@Did I'm sorry, should've mentioned that. In my case, $f(x) = x^2 - a$. – Max Muller Jun 13 '13 at 12:32
Thus, the result holds for every $p_0$ close enough to $p$, right? For other starting points, I suggest to write down $p_{n+1}-p$ as a function of $p_n-p$. – Did Jun 13 '13 at 12:35
@Did o.k. I tried. I came up with $p_{n+1} - p = \frac{ {p_{n}}^3 + a (p_n - p) - 3 p {p_n}^2 }{3 {p_{n}}^2 + a }$, but I don't really see how this could help me answering the questions. – Max Muller Jun 13 '13 at 13:50
Your expression for $p_{n+1}-p$ is incorrect. – Did Jun 13 '13 at 14:56

Consider $p_{n+1} - p_n = \frac{-2p_n^3 + 2ap_n}{3p_n^2 + a}$. We have $$p_{n+1} - p_n =\begin{cases}\le 0, & \text{if } p_n \ge \sqrt{a}\\ = 0, & \text{if } p_n = \sqrt{a} \\ \ge 0, & \text{if } p_n \le \sqrt{a}\end{cases}$$ Moreover, let $f(x) = \frac{x^3 + 3ax}{3x^2 + a}$. Then $$f'(x) = \frac{(3x^2+3a)(3x^2 + a)-6x(x^3+3ax)}{(3x^2+a)^2}=\frac{3x^4-6ax^2+3a^2}{(3x^2+a)^2}=\frac{3(x^2-a)^2}{(3x^2+a)^2} \ge 0.$$ Thus it follows that $f$ is increasing. In particular $$p_{n+1} = f(p_n) \le f(\sqrt{a}) = \sqrt{a} \Leftrightarrow p_n \le \sqrt{a}.$$

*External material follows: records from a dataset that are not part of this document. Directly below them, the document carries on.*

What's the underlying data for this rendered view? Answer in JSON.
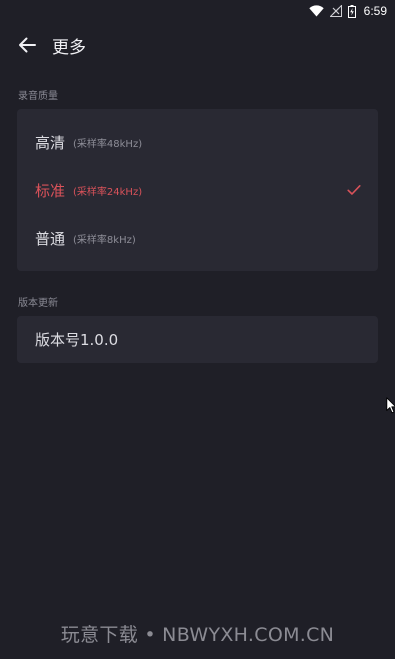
{
  "status_bar": {
    "time": "6:59",
    "icons": [
      "wifi-icon",
      "signal-off-icon",
      "battery-charging-icon"
    ]
  },
  "header": {
    "title": "更多",
    "back_icon": "arrow-left-icon"
  },
  "recording_quality": {
    "section_label": "录音质量",
    "options": [
      {
        "name": "高清",
        "desc": "(采样率48kHz)",
        "selected": false
      },
      {
        "name": "标准",
        "desc": "(采样率24kHz)",
        "selected": true
      },
      {
        "name": "普通",
        "desc": "(采样率8kHz)",
        "selected": false
      }
    ]
  },
  "version_update": {
    "section_label": "版本更新",
    "version_text": "版本号1.0.0"
  },
  "watermark": "玩意下载 • NBWYXH.COM.CN",
  "colors": {
    "background": "#1f1f27",
    "card": "#292933",
    "accent": "#d9525a"
  }
}
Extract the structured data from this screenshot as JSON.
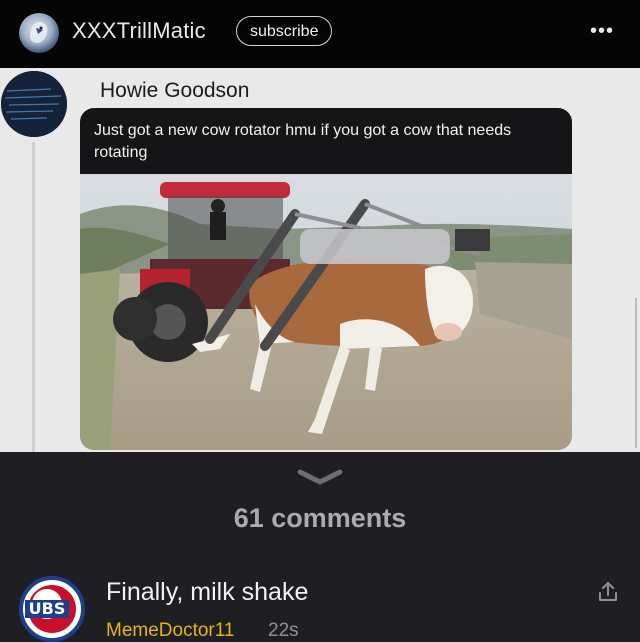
{
  "header": {
    "username": "XXXTrillMatic",
    "subscribe_label": "subscribe",
    "more_label": "•••"
  },
  "post": {
    "author": "Howie Goodson",
    "text": "Just got a new cow rotator hmu if you got a cow that needs rotating"
  },
  "comments": {
    "count_label": "61 comments",
    "items": [
      {
        "text": "Finally, milk shake",
        "user": "MemeDoctor11",
        "time": "22s",
        "avatar_text": "UBS"
      }
    ]
  },
  "colors": {
    "top_bar": "#050505",
    "background": "#1f1f23",
    "post_bg": "#e9e9ea",
    "bubble": "#151517",
    "username_accent": "#e3b321"
  }
}
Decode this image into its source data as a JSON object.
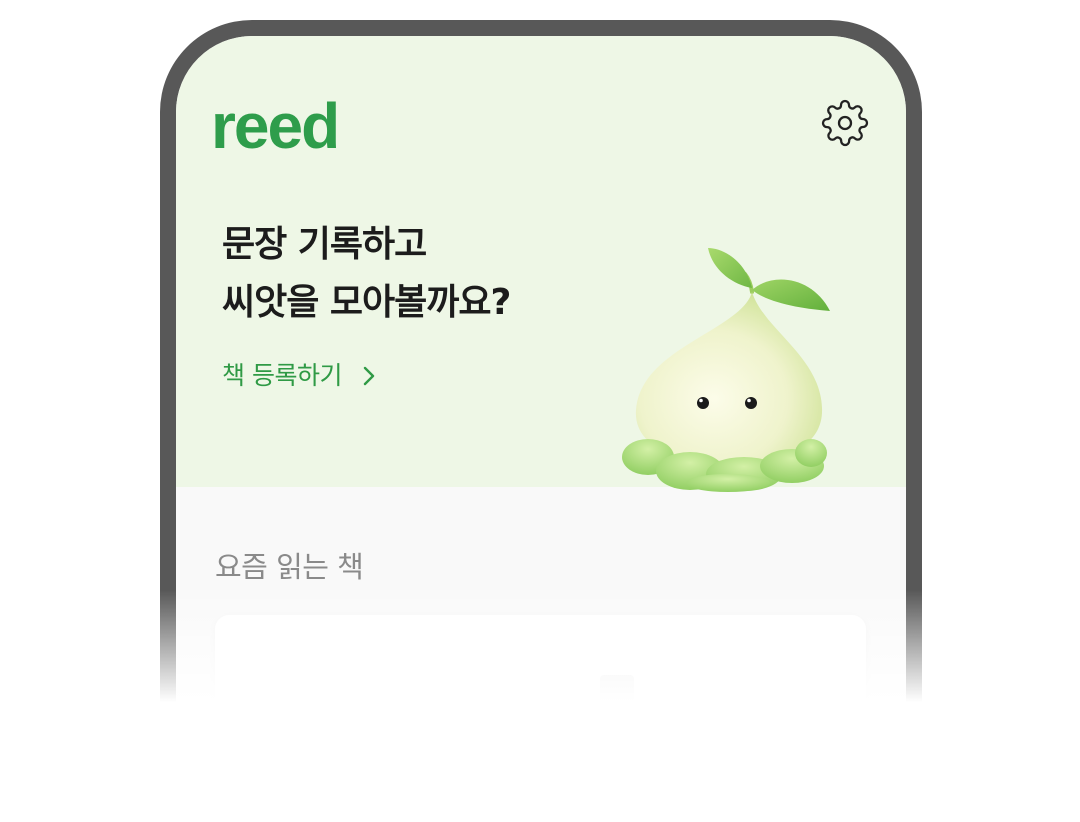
{
  "app": {
    "logo_text": "reed"
  },
  "header": {
    "settings_icon": "gear-icon"
  },
  "hero": {
    "headline_line1": "문장 기록하고",
    "headline_line2": "씨앗을 모아볼까요?",
    "cta_label": "책 등록하기",
    "cta_icon": "chevron-right-icon",
    "mascot": "seed-sprout-mascot"
  },
  "reading": {
    "section_title": "요즘 읽는 책"
  },
  "colors": {
    "brand_green": "#2e9d4b",
    "cta_green": "#2f9a45",
    "hero_background": "#eef7e6",
    "content_background": "#f9f9f9",
    "device_bezel": "#585858"
  }
}
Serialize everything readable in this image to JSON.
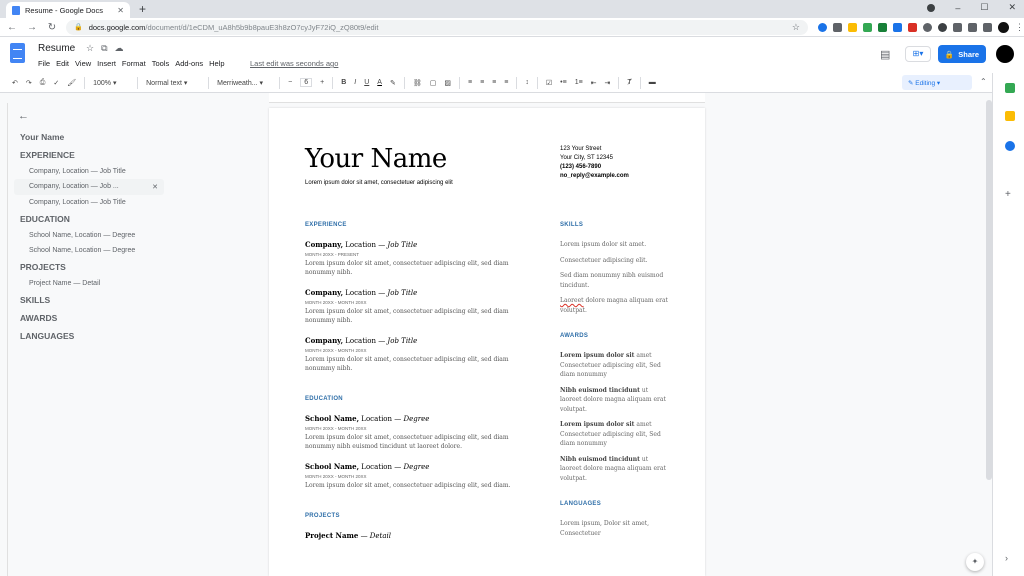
{
  "browser": {
    "tab_title": "Resume - Google Docs",
    "tab_close": "✕",
    "new_tab": "+",
    "url_host": "docs.google.com",
    "url_path": "/document/d/1eCDM_uA8h5b9b8pauE3h8zO7cyJyF72iQ_zQ80t9/edit",
    "lock": "🔒",
    "star": "☆",
    "back": "←",
    "forward": "→",
    "reload": "↻",
    "kebab": "⋮",
    "min": "–",
    "max": "☐",
    "close": "✕"
  },
  "doc": {
    "title": "Resume",
    "menus": [
      "File",
      "Edit",
      "View",
      "Insert",
      "Format",
      "Tools",
      "Add-ons",
      "Help"
    ],
    "last_edit": "Last edit was seconds ago",
    "share_label": "Share",
    "meet_label": "⊞▾",
    "comment_icon": "▤"
  },
  "toolbar": {
    "zoom": "100% ▾",
    "style": "Normal text ▾",
    "font": "Merriweath... ▾",
    "size_minus": "−",
    "size": "6",
    "size_plus": "+",
    "bold": "B",
    "italic": "I",
    "underline": "U",
    "text_color": "A",
    "editing": "✎  Editing ▾",
    "collapse": "⌃"
  },
  "outline": {
    "back": "←",
    "items": [
      {
        "label": "Your Name",
        "level": 1
      },
      {
        "label": "EXPERIENCE",
        "level": 1
      },
      {
        "label": "Company, Location — Job Title",
        "level": 2
      },
      {
        "label": "Company, Location — Job ...",
        "level": 2,
        "selected": true
      },
      {
        "label": "Company, Location — Job Title",
        "level": 2
      },
      {
        "label": "EDUCATION",
        "level": 1
      },
      {
        "label": "School Name, Location — Degree",
        "level": 2
      },
      {
        "label": "School Name, Location — Degree",
        "level": 2
      },
      {
        "label": "PROJECTS",
        "level": 1
      },
      {
        "label": "Project Name — Detail",
        "level": 2
      },
      {
        "label": "SKILLS",
        "level": 1
      },
      {
        "label": "AWARDS",
        "level": 1
      },
      {
        "label": "LANGUAGES",
        "level": 1
      }
    ],
    "close": "✕"
  },
  "resume": {
    "name": "Your Name",
    "tagline": "Lorem ipsum dolor sit amet, consectetuer adipiscing elit",
    "contact": [
      "123 Your Street",
      "Your City, ST 12345",
      "(123) 456-7890",
      "no_reply@example.com"
    ],
    "experience_heading": "EXPERIENCE",
    "jobs": [
      {
        "company": "Company,",
        "loc": " Location — ",
        "title": "Job Title",
        "dates": "MONTH 20XX - PRESENT",
        "desc": "Lorem ipsum dolor sit amet, consectetuer adipiscing elit, sed diam nonummy nibh."
      },
      {
        "company": "Company,",
        "loc": " Location — ",
        "title": "Job Title",
        "dates": "MONTH 20XX - MONTH 20XX",
        "desc": "Lorem ipsum dolor sit amet, consectetuer adipiscing elit, sed diam nonummy nibh."
      },
      {
        "company": "Company,",
        "loc": " Location — ",
        "title": "Job Title",
        "dates": "MONTH 20XX - MONTH 20XX",
        "desc": "Lorem ipsum dolor sit amet, consectetuer adipiscing elit, sed diam nonummy nibh."
      }
    ],
    "education_heading": "EDUCATION",
    "schools": [
      {
        "company": "School Name,",
        "loc": " Location — ",
        "title": "Degree",
        "dates": "MONTH 20XX - MONTH 20XX",
        "desc": "Lorem ipsum dolor sit amet, consectetuer adipiscing elit, sed diam nonummy nibh euismod tincidunt ut laoreet dolore."
      },
      {
        "company": "School Name,",
        "loc": " Location — ",
        "title": "Degree",
        "dates": "MONTH 20XX - MONTH 20XX",
        "desc": "Lorem ipsum dolor sit amet, consectetuer adipiscing elit, sed diam."
      }
    ],
    "projects_heading": "PROJECTS",
    "project": {
      "company": "Project Name",
      "loc": " — ",
      "title": "Detail"
    },
    "skills_heading": "SKILLS",
    "skills": [
      "Lorem ipsum dolor sit amet.",
      "Consectetuer adipiscing elit.",
      "Sed diam nonummy nibh euismod tincidunt."
    ],
    "skill4_a": "Laoreet",
    "skill4_b": " dolore magna aliquam erat volutpat.",
    "awards_heading": "AWARDS",
    "awards": [
      {
        "b": "Lorem ipsum dolor sit",
        "t": " amet Consectetuer adipiscing elit, Sed diam nonummy"
      },
      {
        "b": "Nibh euismod tincidunt",
        "t": " ut laoreet dolore magna aliquam erat volutpat."
      },
      {
        "b": "Lorem ipsum dolor sit",
        "t": " amet Consectetuer adipiscing elit, Sed diam nonummy"
      },
      {
        "b": "Nibh euismod tincidunt",
        "t": " ut laoreet dolore magna aliquam erat volutpat."
      }
    ],
    "languages_heading": "LANGUAGES",
    "languages": "Lorem ipsum, Dolor sit amet, Consectetuer"
  },
  "colors": {
    "accent": "#1a73e8",
    "heading": "#2e6ea8"
  }
}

The behaviour of the sequence is now clear: $p_n$ increases without going past $\sqrt{a}$ if $p_0 \le \sqrt{a}$ and decreases if $p_0 \ge \sqrt{a}$, again without going past $\sqrt{a}$. Thus as a bounded monotone sequence $p_n$ has a limit, which has to be $\sqrt{a}$ by taking limits on both sides of the defining equation of $p_{n+1}$.
Thanks! Is this answer to Q1 or Q2? And how did you find that formula for $p_{n+1} - p_n$ ? – Max Muller Jun 13 '13 at 15:59
@Max Muller: This should answer both Q1 and Q2. The formula for $p_{n+1} - p_n$ is a straightforward calculation. – J. J. Jun 13 '13 at 16:37